I recently took on the role of Facilitator, representing Spare Tyre for an external project. A number of participatory arts organisations were matched with groups from a variety of disability charities to create a short piece inspired by a line from Shakespeare. At the end of 4 weekly workshops all the pieces were put together to form a show performed to an audience at an arts venue.

Whilst there were a number of very positive aspects to the project (I worked with an excellent group of enthusiastic and committed participants who worked hard in a limited time to pull a show together), there were a number of things that I felt were very challenging and appeared to work from a ‘Charity Model’ of disability.

My over-arching concern with the project was the nature of it being product focused and not valuing the process. There was a very limited amount of time for process, 4 x 2hr sessions with a group I had never worked with before. There was little space for fun or to achieve any depth with the themes, or indeed with the needs, wants and artistic desires of the group. A longer lead in would have created a better product via a quality process.

However, the focus had to be on the product in order to get something together that would enable the group to maintain dignity and pride in themselves and their performance. Whilst the creative team was experienced in directing, they seemed inexperienced with my client group and the wider needs and implications of the participants involved.

Due to the focus being on the final product, the participant input and learning was drastically reduced, they were not empowered to raise themes of their own or given room to make discoveries. Combine this with what appeared to be a general attitude of an out-dated ‘Charity Model’ of Disability within the project, meant that I found a lot about it dissatisfactory.

The ‘Charity Model’ was emphasized by the compere of the show being unnecessarily non-disabled where any number of the participants could have been supported to compere the show.

The show was very visually ‘owned’ by non-disabled people. The presence of non-disabled people on stage, over controlling the creative output of disabled and learning disabled people was actually quite uncomfortable and at moments distressing. Personal power, self control and utilizing ones best skills and abilities is to be encouraged not trampled on (for example if an actor can’t read, don’t ask them to read!).

The social model or even the ‘Affirmative Model’ of disability (as Colin Cameron recently discussed in a Disability Arts Online article), really needs to be activated if this project is to have a future and make a difference – which is what the directors of the project want to do I’m sure.

I have worked within the disability arts scene for 20 years, it's sad to see that the Social Model, the progressive learnings and equality work that is now celebrated in the companies I work with in the main, is still only skimming the surface–do we really have so much work still to do, how can we encourage the changes we want, to filter down and enthuse newer disability naive companies and artists to take up the mantle of responsibility and true equality, whilst not crushing their enthusiasm or creativity, how can we be examples without being arrogant or patronising ourselves, how do we challenge discriminating attitudes that are wrapped up in 'good works’? 

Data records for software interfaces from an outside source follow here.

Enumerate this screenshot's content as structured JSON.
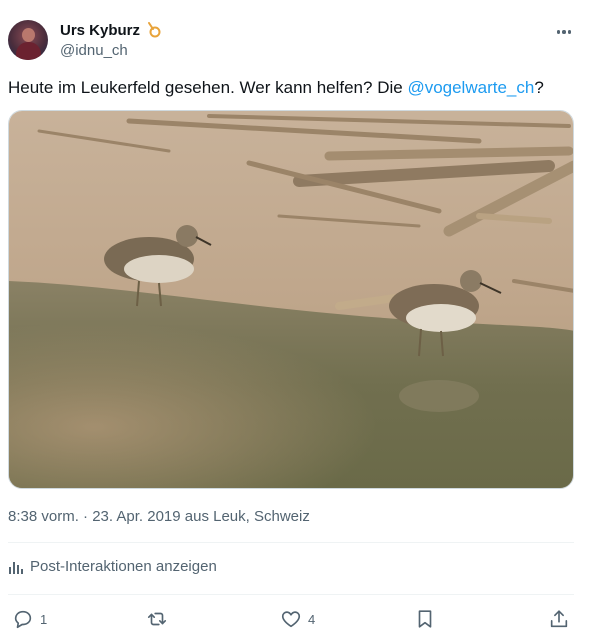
{
  "author": {
    "name": "Urs Kyburz",
    "handle": "@idnu_ch"
  },
  "post": {
    "text": "Heute im Leukerfeld gesehen. Wer kann helfen? Die ",
    "mention": "@vogelwarte_ch",
    "text_end": "?",
    "meta": "8:38 vorm. · 23. Apr. 2019 aus Leuk, Schweiz"
  },
  "analytics_label": "Post-Interaktionen anzeigen",
  "actions": {
    "reply_count": "1",
    "repost_count": "",
    "like_count": "4"
  },
  "colors": {
    "accent": "#1d9bf0",
    "secondary_text": "#536471",
    "badge": "#e8a33a"
  },
  "icons": [
    "more-icon",
    "reply-icon",
    "repost-icon",
    "like-icon",
    "bookmark-icon",
    "share-icon",
    "analytics-icon",
    "label-badge-icon"
  ]
}
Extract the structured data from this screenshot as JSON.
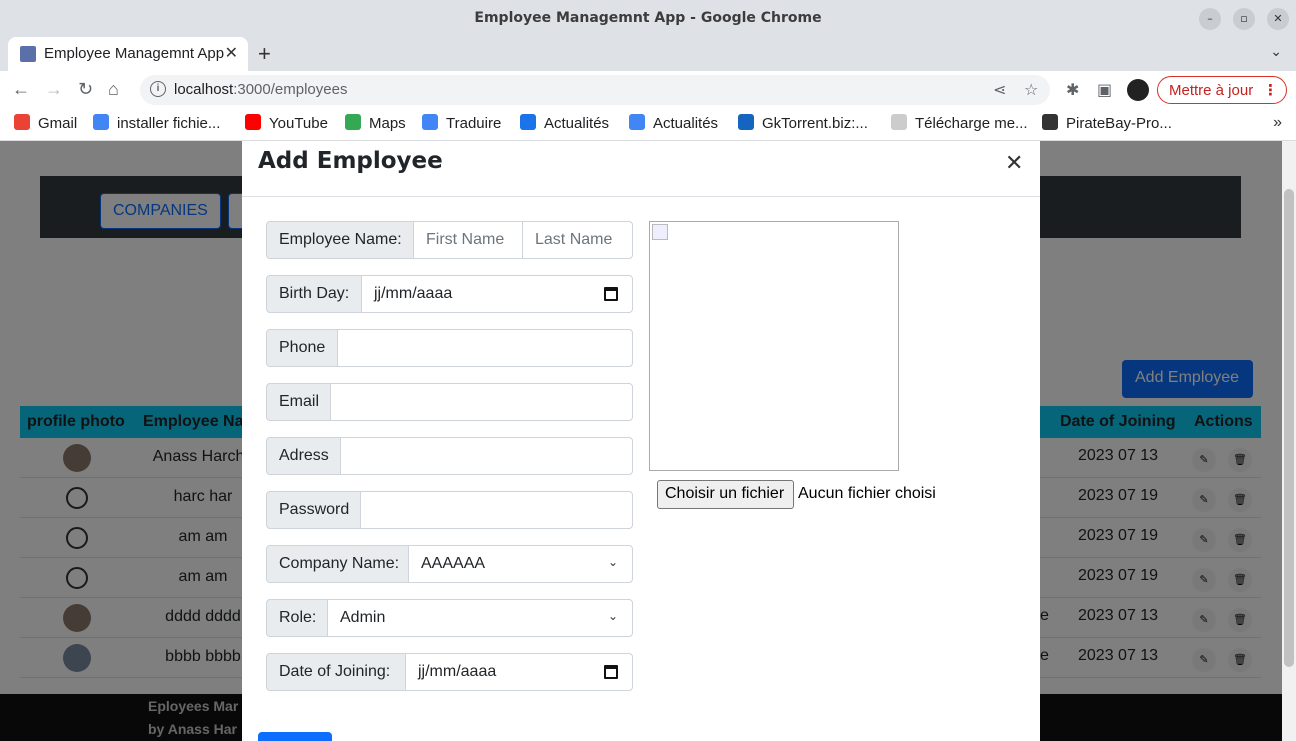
{
  "window": {
    "title": "Employee Managemnt App - Google Chrome",
    "tab_title": "Employee Managemnt App",
    "url_host": "localhost",
    "url_path": ":3000/employees",
    "update_label": "Mettre à jour"
  },
  "bookmarks": [
    "Gmail",
    "installer fichie...",
    "YouTube",
    "Maps",
    "Traduire",
    "Actualités",
    "Actualités",
    "GkTorrent.biz:...",
    "Télécharge me...",
    "PirateBay-Pro..."
  ],
  "page": {
    "nav_companies": "COMPANIES",
    "add_employee": "Add Employee",
    "columns": [
      "profile photo",
      "Employee Na",
      "Date of Joining",
      "Actions"
    ],
    "rows": [
      {
        "name": "Anass Harcha",
        "date": "2023 07 13",
        "extra": ""
      },
      {
        "name": "harc har",
        "date": "2023 07 19",
        "extra": ""
      },
      {
        "name": "am am",
        "date": "2023 07 19",
        "extra": ""
      },
      {
        "name": "am am",
        "date": "2023 07 19",
        "extra": ""
      },
      {
        "name": "dddd dddd",
        "date": "2023 07 13",
        "extra": "e"
      },
      {
        "name": "bbbb bbbb",
        "date": "2023 07 13",
        "extra": "e"
      }
    ],
    "footer_line1": "Eployees Mar",
    "footer_line2": "by Anass Har"
  },
  "modal": {
    "title": "Add Employee",
    "fields": {
      "employee_name_label": "Employee Name:",
      "first_name_placeholder": "First Name",
      "last_name_placeholder": "Last Name",
      "birth_day_label": "Birth Day:",
      "birth_day_value": "jj/mm/aaaa",
      "phone_label": "Phone",
      "email_label": "Email",
      "adress_label": "Adress",
      "password_label": "Password",
      "company_label": "Company Name:",
      "company_value": "AAAAAA",
      "role_label": "Role:",
      "role_value": "Admin",
      "joining_label": "Date of Joining:",
      "joining_value": "jj/mm/aaaa"
    },
    "file_button": "Choisir un fichier",
    "file_status": "Aucun fichier choisi"
  }
}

Perhaps we are only a few steps into a long journey, but it is the right path and there are many committed artists and companies that are leading the way.... Thank goodness!